▶ _ACTIVITY_
This exercise calls for copying every line below that holds the word "JSON".

Data records for software interfaces
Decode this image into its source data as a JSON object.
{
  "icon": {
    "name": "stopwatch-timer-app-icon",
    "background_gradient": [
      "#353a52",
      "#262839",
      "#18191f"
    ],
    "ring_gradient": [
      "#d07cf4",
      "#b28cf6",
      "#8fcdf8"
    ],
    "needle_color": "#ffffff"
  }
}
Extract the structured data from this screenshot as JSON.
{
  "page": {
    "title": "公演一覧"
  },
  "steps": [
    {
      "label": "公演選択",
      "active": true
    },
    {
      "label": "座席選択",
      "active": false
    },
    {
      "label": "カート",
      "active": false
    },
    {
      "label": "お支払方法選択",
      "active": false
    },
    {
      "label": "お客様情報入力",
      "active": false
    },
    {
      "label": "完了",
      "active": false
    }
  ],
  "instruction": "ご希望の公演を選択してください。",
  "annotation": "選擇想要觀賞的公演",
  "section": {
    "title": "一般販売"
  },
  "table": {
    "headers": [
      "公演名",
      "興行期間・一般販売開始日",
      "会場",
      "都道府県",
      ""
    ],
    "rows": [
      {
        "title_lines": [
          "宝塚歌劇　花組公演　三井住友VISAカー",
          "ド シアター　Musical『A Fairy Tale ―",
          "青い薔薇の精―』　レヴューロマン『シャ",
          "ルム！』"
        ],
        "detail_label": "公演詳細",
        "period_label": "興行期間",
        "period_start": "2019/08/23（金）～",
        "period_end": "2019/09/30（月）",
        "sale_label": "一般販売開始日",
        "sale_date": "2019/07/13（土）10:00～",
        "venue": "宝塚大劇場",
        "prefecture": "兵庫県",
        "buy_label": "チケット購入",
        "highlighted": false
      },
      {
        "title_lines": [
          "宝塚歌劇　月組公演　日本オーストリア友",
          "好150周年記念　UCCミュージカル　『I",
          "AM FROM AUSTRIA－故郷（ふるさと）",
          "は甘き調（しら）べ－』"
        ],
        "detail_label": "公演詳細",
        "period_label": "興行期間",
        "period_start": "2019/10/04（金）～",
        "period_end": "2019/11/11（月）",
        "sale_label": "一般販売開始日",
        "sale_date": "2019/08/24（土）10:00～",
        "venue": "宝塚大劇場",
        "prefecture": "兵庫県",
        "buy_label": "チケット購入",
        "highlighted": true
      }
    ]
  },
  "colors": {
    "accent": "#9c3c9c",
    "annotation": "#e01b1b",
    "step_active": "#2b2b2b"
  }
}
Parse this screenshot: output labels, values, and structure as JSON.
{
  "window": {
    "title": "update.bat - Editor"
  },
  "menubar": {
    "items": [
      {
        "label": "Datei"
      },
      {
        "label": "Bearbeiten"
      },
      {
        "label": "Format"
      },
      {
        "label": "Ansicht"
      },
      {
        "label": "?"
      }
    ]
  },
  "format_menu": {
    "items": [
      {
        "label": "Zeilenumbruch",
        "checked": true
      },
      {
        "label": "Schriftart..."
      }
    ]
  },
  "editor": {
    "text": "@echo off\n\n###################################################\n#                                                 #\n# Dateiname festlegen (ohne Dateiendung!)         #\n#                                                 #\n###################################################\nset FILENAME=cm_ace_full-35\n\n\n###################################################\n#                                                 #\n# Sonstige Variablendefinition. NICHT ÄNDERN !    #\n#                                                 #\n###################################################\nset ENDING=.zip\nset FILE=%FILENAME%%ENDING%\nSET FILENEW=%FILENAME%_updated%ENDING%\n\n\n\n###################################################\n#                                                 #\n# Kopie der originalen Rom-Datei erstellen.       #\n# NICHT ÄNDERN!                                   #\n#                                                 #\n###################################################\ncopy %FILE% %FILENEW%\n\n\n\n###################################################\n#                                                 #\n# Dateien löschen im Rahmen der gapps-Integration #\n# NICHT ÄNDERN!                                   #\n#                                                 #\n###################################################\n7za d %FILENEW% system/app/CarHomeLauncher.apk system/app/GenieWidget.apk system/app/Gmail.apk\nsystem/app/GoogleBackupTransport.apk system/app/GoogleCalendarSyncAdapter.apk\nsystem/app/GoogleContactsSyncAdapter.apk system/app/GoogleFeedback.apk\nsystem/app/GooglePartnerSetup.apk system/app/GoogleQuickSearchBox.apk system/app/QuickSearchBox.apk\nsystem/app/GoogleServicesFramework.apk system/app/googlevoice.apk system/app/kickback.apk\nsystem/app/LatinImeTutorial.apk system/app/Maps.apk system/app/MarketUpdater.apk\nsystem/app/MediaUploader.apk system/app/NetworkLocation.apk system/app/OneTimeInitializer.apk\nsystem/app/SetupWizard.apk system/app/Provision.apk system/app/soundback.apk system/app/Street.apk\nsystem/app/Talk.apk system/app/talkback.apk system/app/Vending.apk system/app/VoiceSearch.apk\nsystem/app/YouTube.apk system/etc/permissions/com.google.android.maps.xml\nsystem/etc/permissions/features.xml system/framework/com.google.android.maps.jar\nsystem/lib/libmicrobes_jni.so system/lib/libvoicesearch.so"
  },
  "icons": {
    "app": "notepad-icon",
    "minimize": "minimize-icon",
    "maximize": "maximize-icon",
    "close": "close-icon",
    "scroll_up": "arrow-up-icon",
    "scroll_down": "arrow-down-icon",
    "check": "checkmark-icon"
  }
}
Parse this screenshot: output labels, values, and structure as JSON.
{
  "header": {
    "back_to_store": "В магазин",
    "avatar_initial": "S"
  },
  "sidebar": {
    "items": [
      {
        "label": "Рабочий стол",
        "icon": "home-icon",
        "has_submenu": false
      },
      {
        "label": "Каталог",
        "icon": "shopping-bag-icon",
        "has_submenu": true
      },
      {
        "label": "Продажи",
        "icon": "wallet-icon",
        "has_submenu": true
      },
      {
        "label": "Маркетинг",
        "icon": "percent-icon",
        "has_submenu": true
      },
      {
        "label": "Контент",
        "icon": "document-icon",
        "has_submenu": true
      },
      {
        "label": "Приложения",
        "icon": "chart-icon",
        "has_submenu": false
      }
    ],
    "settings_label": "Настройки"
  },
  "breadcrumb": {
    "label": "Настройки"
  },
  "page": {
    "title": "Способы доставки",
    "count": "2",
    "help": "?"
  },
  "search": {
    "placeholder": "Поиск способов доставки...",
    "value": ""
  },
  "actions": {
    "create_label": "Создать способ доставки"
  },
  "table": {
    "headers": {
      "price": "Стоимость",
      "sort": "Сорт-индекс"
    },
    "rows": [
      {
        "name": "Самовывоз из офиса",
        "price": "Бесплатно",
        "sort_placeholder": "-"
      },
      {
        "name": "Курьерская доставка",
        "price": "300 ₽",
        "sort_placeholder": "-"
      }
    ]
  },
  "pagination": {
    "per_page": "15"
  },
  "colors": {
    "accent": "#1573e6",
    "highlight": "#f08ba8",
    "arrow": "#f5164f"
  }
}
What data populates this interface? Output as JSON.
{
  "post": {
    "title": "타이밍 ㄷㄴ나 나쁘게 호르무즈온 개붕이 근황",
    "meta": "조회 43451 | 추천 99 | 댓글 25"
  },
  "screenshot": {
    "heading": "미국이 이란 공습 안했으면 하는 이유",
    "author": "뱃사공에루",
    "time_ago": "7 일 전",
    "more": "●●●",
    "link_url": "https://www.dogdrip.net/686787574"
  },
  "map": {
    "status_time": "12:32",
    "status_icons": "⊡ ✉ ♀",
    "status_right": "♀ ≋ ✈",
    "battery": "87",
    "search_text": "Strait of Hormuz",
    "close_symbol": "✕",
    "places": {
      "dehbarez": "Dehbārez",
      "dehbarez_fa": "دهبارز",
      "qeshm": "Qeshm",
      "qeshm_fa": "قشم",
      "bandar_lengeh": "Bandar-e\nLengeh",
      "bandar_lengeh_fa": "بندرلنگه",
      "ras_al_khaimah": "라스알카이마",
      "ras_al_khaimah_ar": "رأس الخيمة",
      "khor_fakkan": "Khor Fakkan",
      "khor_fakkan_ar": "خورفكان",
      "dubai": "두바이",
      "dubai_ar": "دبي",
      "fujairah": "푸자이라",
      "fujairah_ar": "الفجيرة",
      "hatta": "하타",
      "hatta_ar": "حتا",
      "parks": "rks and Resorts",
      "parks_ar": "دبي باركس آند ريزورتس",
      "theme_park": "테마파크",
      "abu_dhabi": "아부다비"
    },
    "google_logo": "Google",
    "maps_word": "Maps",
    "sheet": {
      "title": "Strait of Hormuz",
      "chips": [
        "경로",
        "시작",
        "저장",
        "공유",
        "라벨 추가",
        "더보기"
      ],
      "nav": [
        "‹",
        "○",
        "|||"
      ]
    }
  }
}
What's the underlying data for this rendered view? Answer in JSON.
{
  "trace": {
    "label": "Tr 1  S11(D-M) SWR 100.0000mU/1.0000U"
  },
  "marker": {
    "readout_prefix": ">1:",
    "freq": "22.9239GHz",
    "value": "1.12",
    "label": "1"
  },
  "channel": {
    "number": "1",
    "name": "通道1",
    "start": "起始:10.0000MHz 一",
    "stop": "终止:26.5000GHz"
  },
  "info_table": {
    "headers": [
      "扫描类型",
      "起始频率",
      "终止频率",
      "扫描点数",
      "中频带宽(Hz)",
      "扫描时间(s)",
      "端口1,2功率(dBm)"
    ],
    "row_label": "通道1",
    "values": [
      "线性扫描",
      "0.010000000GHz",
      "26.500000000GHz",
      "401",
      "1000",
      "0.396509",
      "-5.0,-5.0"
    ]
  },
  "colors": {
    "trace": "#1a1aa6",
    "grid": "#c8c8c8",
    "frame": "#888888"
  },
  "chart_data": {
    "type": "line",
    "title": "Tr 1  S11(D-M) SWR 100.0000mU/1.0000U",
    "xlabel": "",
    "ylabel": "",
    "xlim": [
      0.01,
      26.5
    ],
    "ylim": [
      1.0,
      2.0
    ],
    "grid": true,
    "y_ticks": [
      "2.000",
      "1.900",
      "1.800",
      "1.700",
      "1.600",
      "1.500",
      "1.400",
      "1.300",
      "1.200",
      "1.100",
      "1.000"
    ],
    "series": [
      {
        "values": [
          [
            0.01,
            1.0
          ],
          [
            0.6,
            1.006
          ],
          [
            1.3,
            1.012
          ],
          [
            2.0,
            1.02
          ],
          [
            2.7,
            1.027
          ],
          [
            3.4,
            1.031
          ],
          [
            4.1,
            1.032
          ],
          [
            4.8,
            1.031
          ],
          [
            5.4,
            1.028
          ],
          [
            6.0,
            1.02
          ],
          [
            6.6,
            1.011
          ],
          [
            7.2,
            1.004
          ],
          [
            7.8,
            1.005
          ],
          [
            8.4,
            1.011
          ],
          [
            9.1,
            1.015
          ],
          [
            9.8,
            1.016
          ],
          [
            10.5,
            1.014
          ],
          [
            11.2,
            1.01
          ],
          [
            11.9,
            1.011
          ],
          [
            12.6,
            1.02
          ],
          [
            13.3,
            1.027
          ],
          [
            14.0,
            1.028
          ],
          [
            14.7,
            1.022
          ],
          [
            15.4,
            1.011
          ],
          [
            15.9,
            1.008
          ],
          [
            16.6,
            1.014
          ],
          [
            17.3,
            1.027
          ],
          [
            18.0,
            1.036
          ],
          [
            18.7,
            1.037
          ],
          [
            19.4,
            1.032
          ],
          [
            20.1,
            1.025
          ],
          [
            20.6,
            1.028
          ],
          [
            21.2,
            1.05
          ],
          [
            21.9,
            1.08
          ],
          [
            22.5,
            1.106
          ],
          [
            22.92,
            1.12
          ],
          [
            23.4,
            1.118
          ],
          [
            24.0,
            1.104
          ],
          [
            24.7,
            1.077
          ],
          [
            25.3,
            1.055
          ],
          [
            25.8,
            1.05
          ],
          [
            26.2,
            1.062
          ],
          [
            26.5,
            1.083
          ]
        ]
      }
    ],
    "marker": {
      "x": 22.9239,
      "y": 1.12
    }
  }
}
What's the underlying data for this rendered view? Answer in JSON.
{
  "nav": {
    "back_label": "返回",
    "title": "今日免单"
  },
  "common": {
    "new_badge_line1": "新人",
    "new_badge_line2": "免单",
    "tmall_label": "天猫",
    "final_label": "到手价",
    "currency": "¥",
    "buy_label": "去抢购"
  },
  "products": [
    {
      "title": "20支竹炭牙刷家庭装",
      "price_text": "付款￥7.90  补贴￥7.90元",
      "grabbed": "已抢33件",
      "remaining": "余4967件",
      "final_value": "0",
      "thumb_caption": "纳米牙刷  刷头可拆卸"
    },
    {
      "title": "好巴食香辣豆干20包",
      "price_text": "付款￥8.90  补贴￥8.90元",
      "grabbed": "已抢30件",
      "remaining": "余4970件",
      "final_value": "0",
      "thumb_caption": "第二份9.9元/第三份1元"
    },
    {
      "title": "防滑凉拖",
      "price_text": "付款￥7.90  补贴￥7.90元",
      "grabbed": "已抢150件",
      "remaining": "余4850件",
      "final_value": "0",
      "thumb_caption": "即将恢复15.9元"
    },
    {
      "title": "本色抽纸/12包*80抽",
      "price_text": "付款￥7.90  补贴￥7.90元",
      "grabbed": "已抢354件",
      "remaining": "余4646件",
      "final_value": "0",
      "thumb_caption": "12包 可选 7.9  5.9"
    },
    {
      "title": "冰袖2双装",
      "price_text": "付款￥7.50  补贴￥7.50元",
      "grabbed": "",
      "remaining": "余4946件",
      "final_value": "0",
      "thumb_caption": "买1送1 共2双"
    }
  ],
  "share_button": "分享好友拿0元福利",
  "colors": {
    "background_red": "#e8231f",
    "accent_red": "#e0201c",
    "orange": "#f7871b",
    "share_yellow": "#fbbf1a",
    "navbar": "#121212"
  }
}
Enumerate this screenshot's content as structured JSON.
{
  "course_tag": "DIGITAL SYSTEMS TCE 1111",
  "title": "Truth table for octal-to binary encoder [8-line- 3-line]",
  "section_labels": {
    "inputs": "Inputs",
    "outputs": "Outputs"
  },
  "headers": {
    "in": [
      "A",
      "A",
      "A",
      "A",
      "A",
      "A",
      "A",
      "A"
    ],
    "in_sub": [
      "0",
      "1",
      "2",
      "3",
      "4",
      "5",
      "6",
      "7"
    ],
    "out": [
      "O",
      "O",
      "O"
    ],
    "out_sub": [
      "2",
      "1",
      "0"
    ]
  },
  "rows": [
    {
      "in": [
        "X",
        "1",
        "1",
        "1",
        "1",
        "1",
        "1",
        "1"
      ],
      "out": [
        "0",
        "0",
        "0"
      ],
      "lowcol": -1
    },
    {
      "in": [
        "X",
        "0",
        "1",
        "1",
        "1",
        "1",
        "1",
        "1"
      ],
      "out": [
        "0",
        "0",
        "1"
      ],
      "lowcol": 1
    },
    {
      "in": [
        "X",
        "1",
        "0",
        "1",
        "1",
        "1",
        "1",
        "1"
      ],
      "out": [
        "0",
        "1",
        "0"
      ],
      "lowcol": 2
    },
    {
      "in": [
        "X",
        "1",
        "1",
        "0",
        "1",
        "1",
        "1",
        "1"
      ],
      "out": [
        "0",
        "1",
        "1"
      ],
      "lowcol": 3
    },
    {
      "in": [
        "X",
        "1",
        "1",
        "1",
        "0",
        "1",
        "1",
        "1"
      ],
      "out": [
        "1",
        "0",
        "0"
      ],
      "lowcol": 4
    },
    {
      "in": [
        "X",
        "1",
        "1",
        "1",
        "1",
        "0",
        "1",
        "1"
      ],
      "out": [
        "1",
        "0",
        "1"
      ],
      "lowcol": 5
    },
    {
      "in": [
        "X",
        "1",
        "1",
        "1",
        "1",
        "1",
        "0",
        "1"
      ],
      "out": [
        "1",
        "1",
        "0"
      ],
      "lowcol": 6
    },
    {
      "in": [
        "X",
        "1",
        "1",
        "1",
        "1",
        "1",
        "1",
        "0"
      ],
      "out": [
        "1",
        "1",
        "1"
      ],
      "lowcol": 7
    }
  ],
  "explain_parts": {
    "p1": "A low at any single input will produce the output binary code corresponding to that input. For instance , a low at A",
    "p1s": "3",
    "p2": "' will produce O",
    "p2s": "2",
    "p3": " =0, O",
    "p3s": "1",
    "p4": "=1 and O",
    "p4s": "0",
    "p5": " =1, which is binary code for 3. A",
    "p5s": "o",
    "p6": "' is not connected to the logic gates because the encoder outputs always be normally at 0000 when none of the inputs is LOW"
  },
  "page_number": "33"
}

▶ _REPLY TO THE EXERCISE_
Decode this image into its source data as a JSON object.
Extract the structured data from this screenshot as JSON.
Parse this screenshot: output labels, values, and structure as JSON.
Parse this screenshot: output labels, values, and structure as JSON.
What data populates this interface? Output as JSON.
What's the underlying data for this rendered view? Answer in JSON.
What's the underlying data for this rendered view? Answer in JSON.
Enumerate this screenshot's content as structured JSON.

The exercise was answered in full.